### Task brief:
Write out each record in full and exactly as given. Skip any pictures.

### Data:
_ _ _ _

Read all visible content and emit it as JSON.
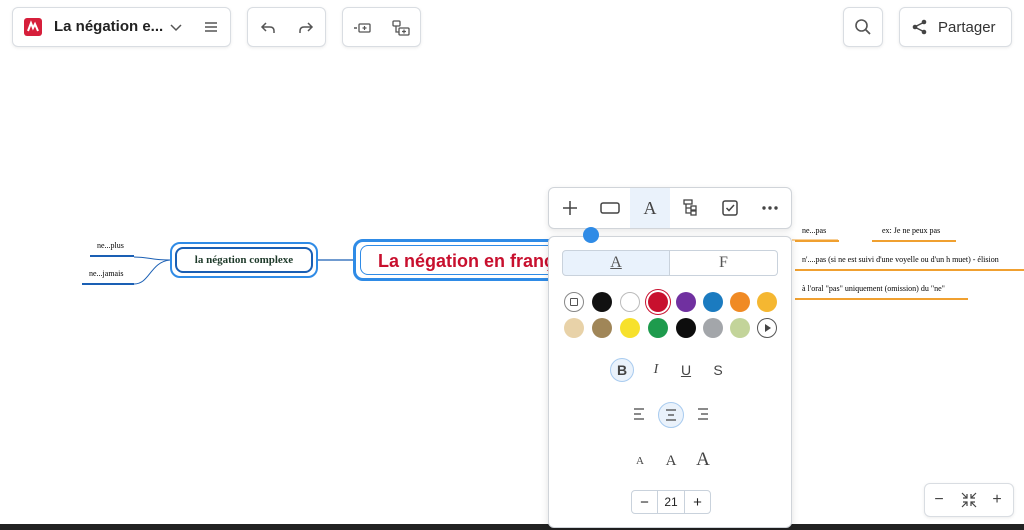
{
  "header": {
    "doc_title": "La négation e...",
    "share_label": "Partager"
  },
  "mindmap": {
    "central": "La négation en franç",
    "sub_node": "la négation complexe",
    "left_leaves": [
      "ne...plus",
      "ne...jamais"
    ],
    "right_items": [
      "ne...pas",
      "ex: Je ne peux pas",
      "n'....pas (si ne est suivi d'une voyelle ou d'un h muet) - élision",
      "à l'oral \"pas\" uniquement (omission) du \"ne\""
    ]
  },
  "format_panel": {
    "tab_a": "A",
    "tab_f": "F",
    "font_size": "21",
    "bold": "B",
    "italic": "I",
    "underline": "U",
    "strike": "S",
    "size_small": "A",
    "size_medium": "A",
    "size_large": "A",
    "minus": "−",
    "plus": "+",
    "colors_row1": [
      "none",
      "#111111",
      "#ffffff",
      "#c8102e",
      "#7030a0",
      "#1b7bc0",
      "#f08a24",
      "#f5b731"
    ],
    "colors_row2": [
      "#e8d2a8",
      "#a08658",
      "#f7e12c",
      "#1e9b4d",
      "#0d0d0d",
      "#a3a6aa",
      "#c3d49a",
      "play"
    ]
  },
  "zoom": {
    "minus": "−",
    "plus": "+"
  },
  "colors": {
    "accent_blue": "#2f8be6",
    "central_text": "#c8102e",
    "orange_line": "#f0a030"
  }
}
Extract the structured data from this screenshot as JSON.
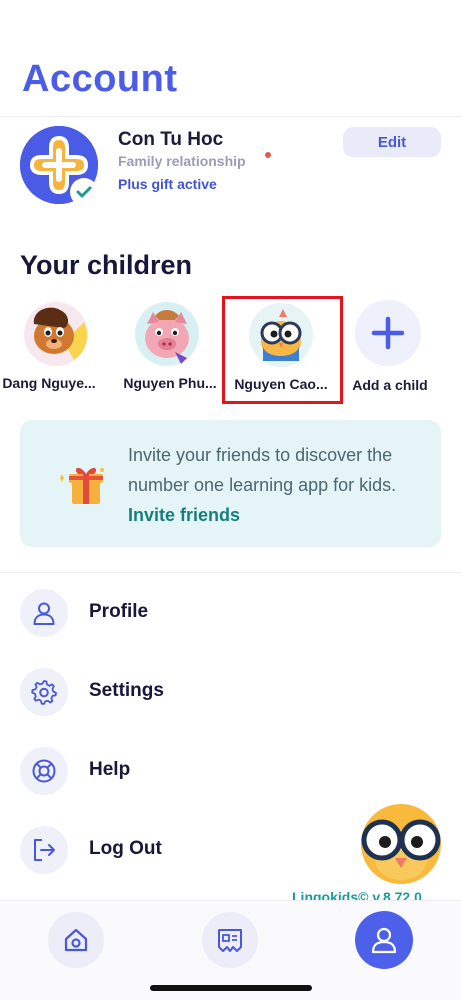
{
  "header": {
    "title": "Account"
  },
  "account": {
    "name": "Con Tu Hoc",
    "relationship": "Family relationship",
    "plan": "Plus gift active",
    "edit_label": "Edit"
  },
  "children_section": {
    "title": "Your children",
    "children": [
      {
        "name": "Dang Nguye...",
        "selected": false
      },
      {
        "name": "Nguyen Phu...",
        "selected": false
      },
      {
        "name": "Nguyen Cao...",
        "selected": true
      }
    ],
    "add_label": "Add a child"
  },
  "invite": {
    "text": "Invite your friends to discover the number one learning app for kids. ",
    "link": "Invite friends"
  },
  "menu": [
    {
      "label": "Profile",
      "icon": "person-icon"
    },
    {
      "label": "Settings",
      "icon": "gear-icon"
    },
    {
      "label": "Help",
      "icon": "lifebuoy-icon"
    },
    {
      "label": "Log Out",
      "icon": "logout-icon"
    }
  ],
  "version": "Lingokids© v.8.72.0",
  "tabbar": [
    {
      "name": "home",
      "icon": "home-icon",
      "active": false
    },
    {
      "name": "parents",
      "icon": "news-card-icon",
      "active": false
    },
    {
      "name": "account",
      "icon": "person-icon",
      "active": true
    }
  ],
  "colors": {
    "accent": "#4b5ce8",
    "selection_border": "#e3141b",
    "invite_bg": "#e5f5f7",
    "invite_link": "#167f7c"
  }
}
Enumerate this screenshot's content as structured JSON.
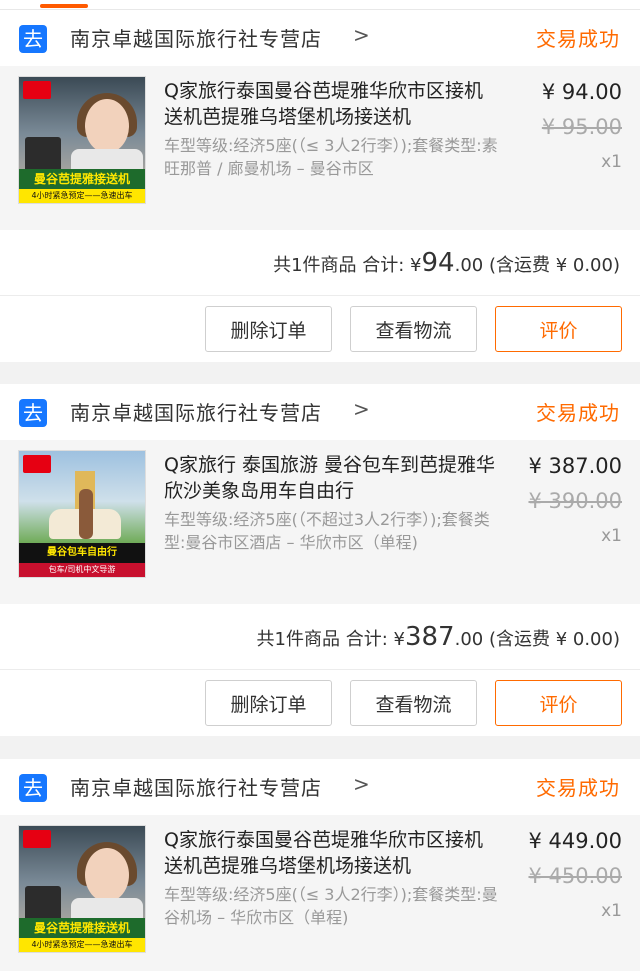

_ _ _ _

### Response for this exercise:
Read all visible content and emit it as JSON.
{
  "header": {
    "doc_title": "La négation e...",
    "share_label": "Partager"
  },
  "mindmap": {
    "central": "La négation en franç",
    "sub_node": "la négation complexe",
    "left_leaves": [
      "ne...plus",
      "ne...jamais"
    ],
    "right_items": [
      "ne...pas",
      "ex: Je ne peux pas",
      "n'....pas (si ne est suivi d'une voyelle ou d'un h muet) - élision",
      "à l'oral \"pas\" uniquement (omission) du \"ne\""
    ]
  },
  "format_panel": {
    "tab_a": "A",
    "tab_f": "F",
    "font_size": "21",
    "bold": "B",
    "italic": "I",
    "underline": "U",
    "strike": "S",
    "size_small": "A",
    "size_medium": "A",
    "size_large": "A",
    "minus": "−",
    "plus": "+",
    "colors_row1": [
      "none",
      "#111111",
      "#ffffff",
      "#c8102e",
      "#7030a0",
      "#1b7bc0",
      "#f08a24",
      "#f5b731"
    ],
    "colors_row2": [
      "#e8d2a8",
      "#a08658",
      "#f7e12c",
      "#1e9b4d",
      "#0d0d0d",
      "#a3a6aa",
      "#c3d49a",
      "play"
    ]
  },
  "zoom": {
    "minus": "−",
    "plus": "+"
  },
  "colors": {
    "accent_blue": "#2f8be6",
    "central_text": "#c8102e",
    "orange_line": "#f0a030"
  }
}
Extract the structured data from this screenshot as JSON.
{
  "header": {
    "title": "Account"
  },
  "account": {
    "name": "Con Tu Hoc",
    "relationship": "Family relationship",
    "plan": "Plus gift active",
    "edit_label": "Edit"
  },
  "children_section": {
    "title": "Your children",
    "children": [
      {
        "name": "Dang Nguye...",
        "selected": false
      },
      {
        "name": "Nguyen Phu...",
        "selected": false
      },
      {
        "name": "Nguyen Cao...",
        "selected": true
      }
    ],
    "add_label": "Add a child"
  },
  "invite": {
    "text": "Invite your friends to discover the number one learning app for kids. ",
    "link": "Invite friends"
  },
  "menu": [
    {
      "label": "Profile",
      "icon": "person-icon"
    },
    {
      "label": "Settings",
      "icon": "gear-icon"
    },
    {
      "label": "Help",
      "icon": "lifebuoy-icon"
    },
    {
      "label": "Log Out",
      "icon": "logout-icon"
    }
  ],
  "version": "Lingokids© v.8.72.0",
  "tabbar": [
    {
      "name": "home",
      "icon": "home-icon",
      "active": false
    },
    {
      "name": "parents",
      "icon": "news-card-icon",
      "active": false
    },
    {
      "name": "account",
      "icon": "person-icon",
      "active": true
    }
  ],
  "colors": {
    "accent": "#4b5ce8",
    "selection_border": "#e3141b",
    "invite_bg": "#e5f5f7",
    "invite_link": "#167f7c"
  }
}
Enumerate this screenshot's content as structured JSON.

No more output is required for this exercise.